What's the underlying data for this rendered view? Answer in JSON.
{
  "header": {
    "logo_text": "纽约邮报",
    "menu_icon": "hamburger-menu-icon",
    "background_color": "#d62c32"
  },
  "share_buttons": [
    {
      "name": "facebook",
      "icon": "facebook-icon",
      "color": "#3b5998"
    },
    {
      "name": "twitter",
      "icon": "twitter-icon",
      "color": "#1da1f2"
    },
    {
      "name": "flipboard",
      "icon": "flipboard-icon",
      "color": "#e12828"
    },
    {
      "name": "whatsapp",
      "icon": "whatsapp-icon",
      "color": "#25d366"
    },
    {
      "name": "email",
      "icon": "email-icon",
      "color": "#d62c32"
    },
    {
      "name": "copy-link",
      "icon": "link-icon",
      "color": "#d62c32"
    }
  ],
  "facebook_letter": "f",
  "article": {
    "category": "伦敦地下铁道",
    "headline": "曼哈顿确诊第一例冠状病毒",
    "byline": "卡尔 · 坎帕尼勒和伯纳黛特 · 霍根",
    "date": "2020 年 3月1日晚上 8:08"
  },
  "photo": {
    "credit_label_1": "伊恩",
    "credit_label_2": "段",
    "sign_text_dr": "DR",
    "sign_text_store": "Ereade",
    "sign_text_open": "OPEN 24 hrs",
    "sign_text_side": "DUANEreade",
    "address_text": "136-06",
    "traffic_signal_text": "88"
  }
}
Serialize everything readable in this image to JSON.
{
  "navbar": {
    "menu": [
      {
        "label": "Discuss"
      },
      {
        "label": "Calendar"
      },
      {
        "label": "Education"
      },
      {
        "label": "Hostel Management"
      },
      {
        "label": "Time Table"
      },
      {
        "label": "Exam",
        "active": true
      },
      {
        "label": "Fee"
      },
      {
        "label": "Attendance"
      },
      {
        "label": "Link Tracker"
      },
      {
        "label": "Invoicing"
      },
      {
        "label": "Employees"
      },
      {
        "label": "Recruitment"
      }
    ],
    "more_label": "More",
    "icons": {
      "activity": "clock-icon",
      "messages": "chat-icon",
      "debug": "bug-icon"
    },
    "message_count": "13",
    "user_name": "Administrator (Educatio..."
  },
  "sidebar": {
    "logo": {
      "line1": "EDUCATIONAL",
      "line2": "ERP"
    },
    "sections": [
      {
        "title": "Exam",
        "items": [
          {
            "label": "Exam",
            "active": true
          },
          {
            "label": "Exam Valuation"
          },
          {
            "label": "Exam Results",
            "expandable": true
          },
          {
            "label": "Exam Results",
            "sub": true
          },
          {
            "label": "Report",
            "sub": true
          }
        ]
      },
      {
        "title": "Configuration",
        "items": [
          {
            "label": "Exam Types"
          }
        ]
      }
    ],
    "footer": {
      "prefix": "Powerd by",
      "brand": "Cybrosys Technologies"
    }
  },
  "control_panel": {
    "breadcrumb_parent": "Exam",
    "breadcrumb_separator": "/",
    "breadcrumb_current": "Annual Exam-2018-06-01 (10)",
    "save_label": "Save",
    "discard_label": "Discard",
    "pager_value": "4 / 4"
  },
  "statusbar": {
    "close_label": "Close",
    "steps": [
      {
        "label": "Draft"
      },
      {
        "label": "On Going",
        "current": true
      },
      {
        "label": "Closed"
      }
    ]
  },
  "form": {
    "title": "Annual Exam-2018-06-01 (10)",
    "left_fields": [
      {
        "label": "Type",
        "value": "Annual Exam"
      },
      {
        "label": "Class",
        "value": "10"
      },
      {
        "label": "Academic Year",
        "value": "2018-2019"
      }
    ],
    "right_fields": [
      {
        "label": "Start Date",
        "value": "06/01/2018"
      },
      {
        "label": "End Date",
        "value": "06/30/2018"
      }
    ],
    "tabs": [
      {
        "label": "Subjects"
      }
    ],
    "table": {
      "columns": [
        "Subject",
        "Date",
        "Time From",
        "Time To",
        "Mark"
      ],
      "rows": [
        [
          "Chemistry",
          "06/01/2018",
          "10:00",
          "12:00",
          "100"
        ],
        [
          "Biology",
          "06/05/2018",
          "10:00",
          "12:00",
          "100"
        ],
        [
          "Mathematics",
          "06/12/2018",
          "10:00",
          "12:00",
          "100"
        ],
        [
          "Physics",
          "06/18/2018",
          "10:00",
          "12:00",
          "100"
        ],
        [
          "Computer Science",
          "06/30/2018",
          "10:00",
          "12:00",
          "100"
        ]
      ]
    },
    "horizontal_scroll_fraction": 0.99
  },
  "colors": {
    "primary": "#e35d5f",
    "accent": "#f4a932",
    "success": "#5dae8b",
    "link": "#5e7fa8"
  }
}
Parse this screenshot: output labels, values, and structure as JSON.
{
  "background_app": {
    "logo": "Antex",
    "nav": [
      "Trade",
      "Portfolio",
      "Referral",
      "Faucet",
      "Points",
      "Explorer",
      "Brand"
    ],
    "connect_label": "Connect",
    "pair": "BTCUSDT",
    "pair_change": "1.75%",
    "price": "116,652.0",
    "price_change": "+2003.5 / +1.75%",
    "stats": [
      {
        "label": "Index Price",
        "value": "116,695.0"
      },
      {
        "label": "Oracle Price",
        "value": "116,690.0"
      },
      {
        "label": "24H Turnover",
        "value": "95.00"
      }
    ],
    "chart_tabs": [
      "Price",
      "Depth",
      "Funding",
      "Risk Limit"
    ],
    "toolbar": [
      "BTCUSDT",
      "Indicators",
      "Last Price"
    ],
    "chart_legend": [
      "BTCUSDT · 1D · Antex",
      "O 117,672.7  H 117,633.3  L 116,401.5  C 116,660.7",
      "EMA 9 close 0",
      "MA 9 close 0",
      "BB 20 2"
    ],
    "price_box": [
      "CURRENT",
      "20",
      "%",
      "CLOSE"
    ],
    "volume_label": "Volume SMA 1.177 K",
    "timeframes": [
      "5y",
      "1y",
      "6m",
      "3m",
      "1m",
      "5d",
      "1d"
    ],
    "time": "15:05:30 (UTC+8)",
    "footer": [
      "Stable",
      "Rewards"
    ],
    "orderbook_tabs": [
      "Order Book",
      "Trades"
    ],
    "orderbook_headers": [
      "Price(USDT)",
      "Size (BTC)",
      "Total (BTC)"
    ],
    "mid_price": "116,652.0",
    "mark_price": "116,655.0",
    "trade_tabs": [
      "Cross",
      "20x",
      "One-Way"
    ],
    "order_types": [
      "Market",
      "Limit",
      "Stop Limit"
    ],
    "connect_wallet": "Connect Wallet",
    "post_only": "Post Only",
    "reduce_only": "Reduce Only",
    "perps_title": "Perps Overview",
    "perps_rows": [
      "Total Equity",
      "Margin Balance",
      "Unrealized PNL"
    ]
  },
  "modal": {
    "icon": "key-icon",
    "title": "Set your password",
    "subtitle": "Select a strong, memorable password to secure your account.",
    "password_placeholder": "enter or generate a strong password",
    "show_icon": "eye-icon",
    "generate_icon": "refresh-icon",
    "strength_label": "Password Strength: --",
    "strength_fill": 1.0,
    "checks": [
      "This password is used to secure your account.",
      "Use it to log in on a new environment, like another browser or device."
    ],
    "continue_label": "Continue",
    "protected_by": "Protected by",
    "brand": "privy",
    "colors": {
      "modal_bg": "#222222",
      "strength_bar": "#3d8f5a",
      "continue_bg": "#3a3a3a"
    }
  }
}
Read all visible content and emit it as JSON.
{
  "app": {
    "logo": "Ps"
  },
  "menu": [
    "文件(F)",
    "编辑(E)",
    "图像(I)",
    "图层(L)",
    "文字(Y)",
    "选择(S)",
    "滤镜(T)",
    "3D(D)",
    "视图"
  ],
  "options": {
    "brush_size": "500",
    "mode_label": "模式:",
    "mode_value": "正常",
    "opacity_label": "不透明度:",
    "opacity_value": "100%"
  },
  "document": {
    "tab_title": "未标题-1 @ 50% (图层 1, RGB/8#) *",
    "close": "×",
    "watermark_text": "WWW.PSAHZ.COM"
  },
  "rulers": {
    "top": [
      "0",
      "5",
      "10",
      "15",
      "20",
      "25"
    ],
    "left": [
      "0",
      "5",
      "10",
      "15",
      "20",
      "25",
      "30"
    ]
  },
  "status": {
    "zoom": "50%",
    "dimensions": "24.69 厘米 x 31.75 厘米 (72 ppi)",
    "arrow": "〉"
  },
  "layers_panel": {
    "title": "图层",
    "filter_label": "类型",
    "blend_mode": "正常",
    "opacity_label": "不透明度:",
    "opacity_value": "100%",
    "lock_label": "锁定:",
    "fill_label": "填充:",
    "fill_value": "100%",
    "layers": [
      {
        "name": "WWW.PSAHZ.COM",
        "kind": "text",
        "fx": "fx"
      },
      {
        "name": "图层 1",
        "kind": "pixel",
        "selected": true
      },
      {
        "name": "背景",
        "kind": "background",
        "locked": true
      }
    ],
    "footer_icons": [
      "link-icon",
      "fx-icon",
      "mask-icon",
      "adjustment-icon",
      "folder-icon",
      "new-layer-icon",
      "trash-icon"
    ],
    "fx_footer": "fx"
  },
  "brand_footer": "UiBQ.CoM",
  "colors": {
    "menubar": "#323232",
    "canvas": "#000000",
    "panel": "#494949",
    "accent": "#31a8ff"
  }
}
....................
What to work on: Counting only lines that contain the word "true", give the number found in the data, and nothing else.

Output for this task: 8